"Attorney argument" fails in Ex parte Wang
In Ex Parte Wang, the BPAI gets "in step" with the "new" patent law:
Following this Amendment, the Examiner rejected claims 1-5 under 35 U.S.C. § 112, ¶ 1 (now 35 U.S.C. § 112(a)). The Examiner found that the newly added language constituted new matter because it lacks written description support in the ’421 application as originally filed.
The applicant did not fare well:
However, Appellant’s assertion regarding what is common knowledge to a person of ordinary skill in the art is not supported by anything other than attorney argument. Furthermore, this argument is inconsistent with arguments made later in the Appeal Brief, where Appellant argues that a person of ordinary skill in the art would think that the thin-strip vias would not have disappeared automatically.
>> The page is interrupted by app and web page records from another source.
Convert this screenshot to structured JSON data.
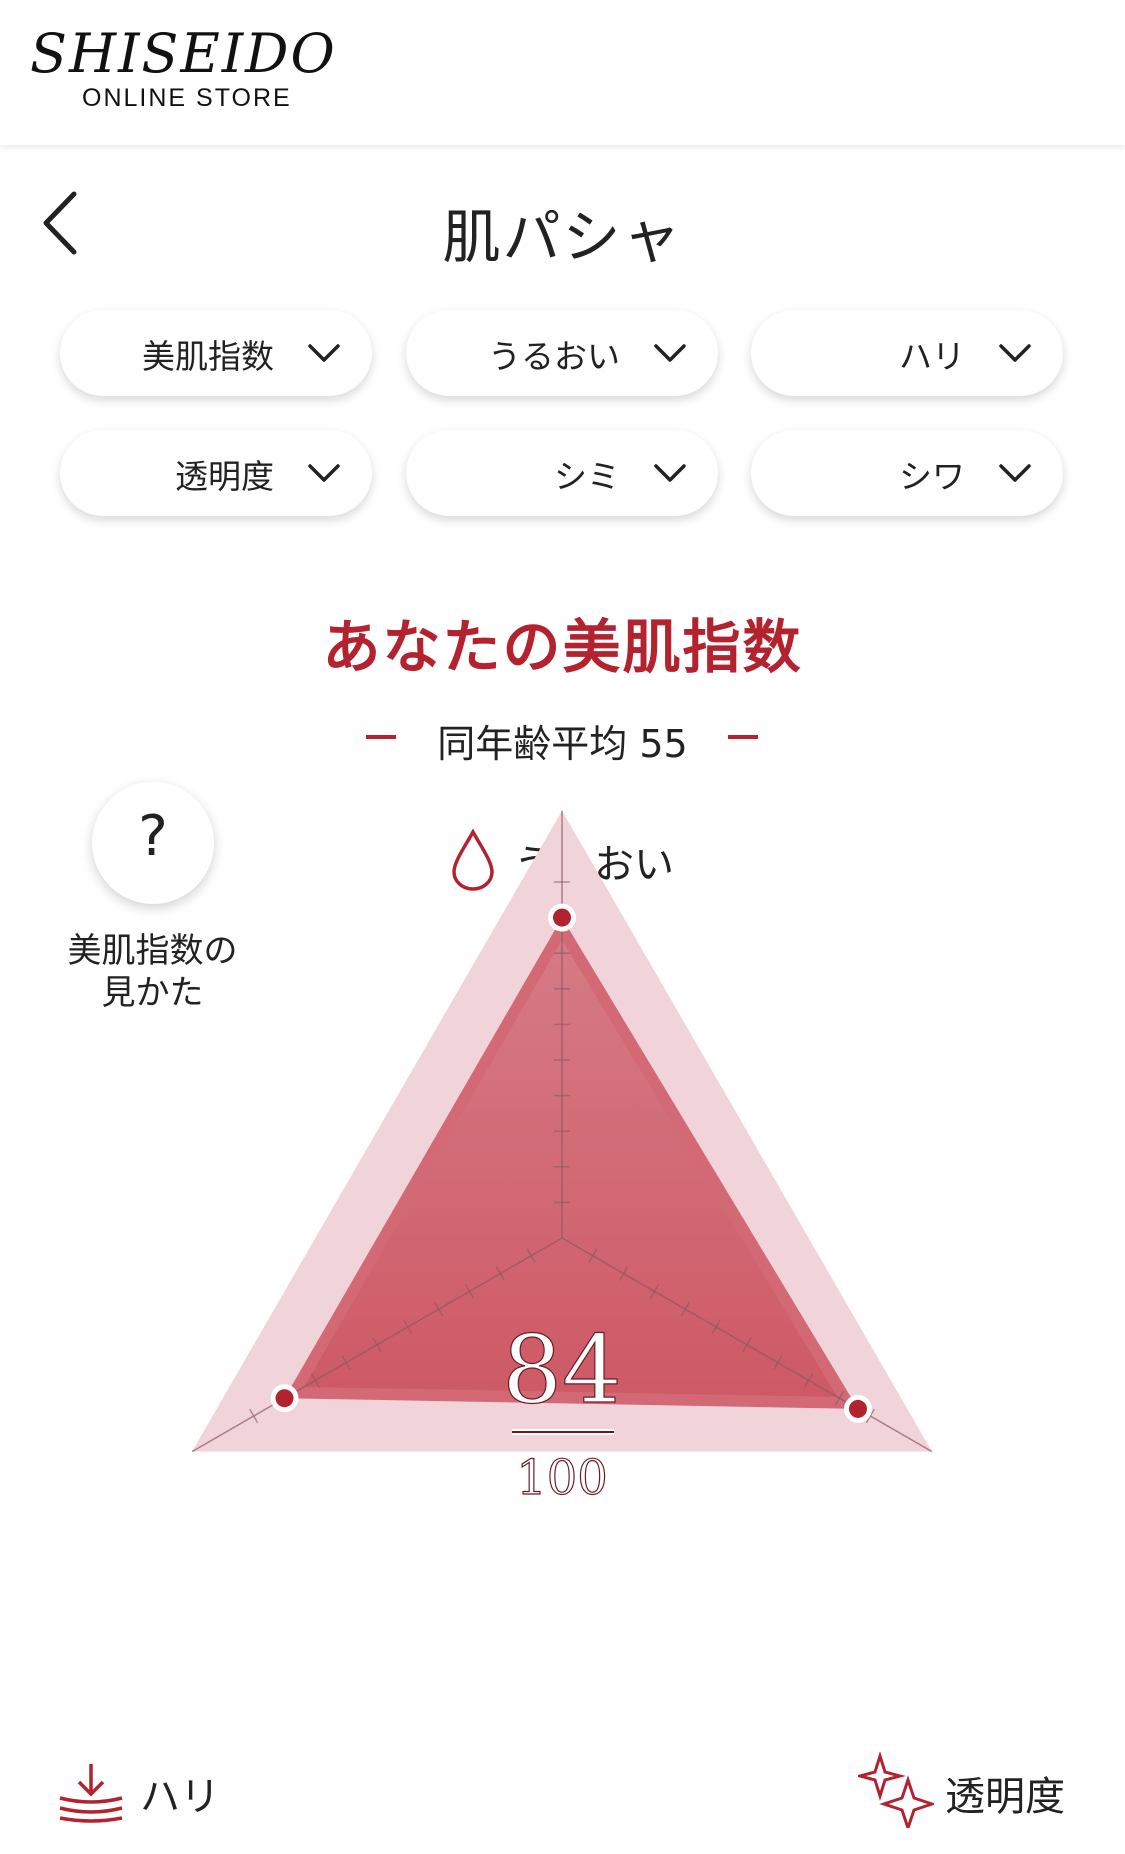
{
  "header": {
    "brand": "SHISEIDO",
    "brand_sub": "ONLINE STORE"
  },
  "nav": {
    "title": "肌パシャ",
    "back_icon": "chevron-left-icon"
  },
  "filters": [
    {
      "label": "美肌指数"
    },
    {
      "label": "うるおい"
    },
    {
      "label": "ハリ"
    },
    {
      "label": "透明度"
    },
    {
      "label": "シミ"
    },
    {
      "label": "シワ"
    }
  ],
  "result": {
    "title": "あなたの美肌指数",
    "average_label": "同年齢平均 55",
    "help_symbol": "?",
    "help_label_line1": "美肌指数の",
    "help_label_line2": "見かた",
    "score": "84",
    "max": "100"
  },
  "axes": {
    "top": "うるおい",
    "left": "ハリ",
    "right": "透明度"
  },
  "colors": {
    "accent": "#b3232f",
    "outer_fill": "#f1d4da",
    "avg_fill": "#d7747f",
    "user_fill": "#cf606c"
  },
  "chart_data": {
    "type": "radar",
    "axes": [
      "うるおい",
      "ハリ",
      "透明度"
    ],
    "scale_max": 100,
    "series": [
      {
        "values": [
          90,
          90,
          96
        ]
      },
      {
        "values": [
          55,
          55,
          55
        ]
      }
    ]
  }
}
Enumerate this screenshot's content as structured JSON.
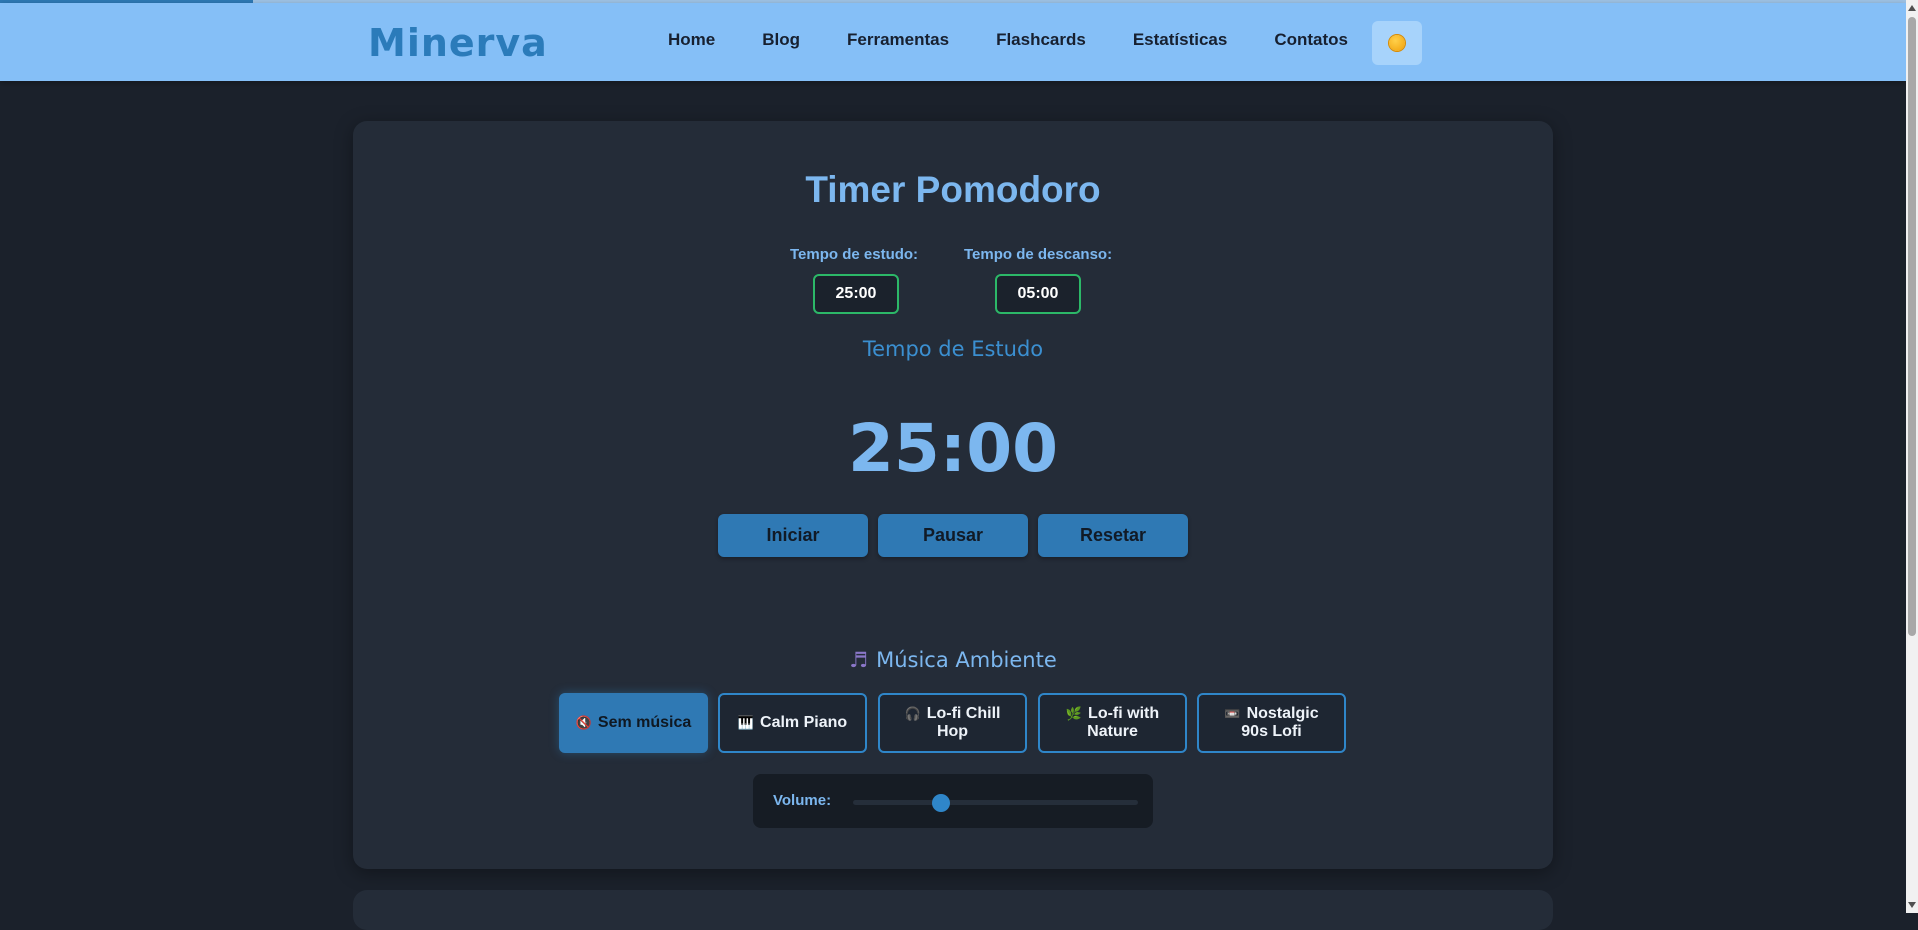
{
  "header": {
    "logo": "Minerva",
    "nav": [
      "Home",
      "Blog",
      "Ferramentas",
      "Flashcards",
      "Estatísticas",
      "Contatos"
    ],
    "theme_toggle_icon": "sun-icon"
  },
  "pomodoro": {
    "title": "Timer Pomodoro",
    "study_label": "Tempo de estudo:",
    "study_value": "25:00",
    "break_label": "Tempo de descanso:",
    "break_value": "05:00",
    "mode_label": "Tempo de Estudo",
    "timer_display": "25:00",
    "buttons": [
      "Iniciar",
      "Pausar",
      "Resetar"
    ]
  },
  "music": {
    "title": "Música Ambiente",
    "title_icon": "music-note-icon",
    "options": [
      {
        "icon": "🔇",
        "label": "Sem música",
        "active": true
      },
      {
        "icon": "🎹",
        "label": "Calm Piano",
        "active": false
      },
      {
        "icon": "🎧",
        "label": "Lo-fi Chill Hop",
        "active": false
      },
      {
        "icon": "🌿",
        "label": "Lo-fi with Nature",
        "active": false
      },
      {
        "icon": "📼",
        "label": "Nostalgic 90s Lofi",
        "active": false
      }
    ],
    "volume_label": "Volume:",
    "volume_level": 0.31
  },
  "colors": {
    "accent": "#2f79b4",
    "header_bg": "#85bff7",
    "page_bg": "#1b212b",
    "card_bg": "#242c38",
    "input_border": "#2cb868"
  }
}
App. Br. 8.
As to obviousness, the applicant won:
Appellant asserts that the Examiner’s rejection should be reversed for at least three reasons: (1) lack of a motivation to combine the teachings of Heath and Higuchi, (2) lack of a reasonable expectation of success that the device created by following the combined teachings of Heath and Higuchi would work for its intended purpose, and (3) the combination of Heath and Higuchi do not teach or suggest all of claim 1’s limitations. App. Br. 9. This appeal may be resolved by on the basis of the last of these arguments.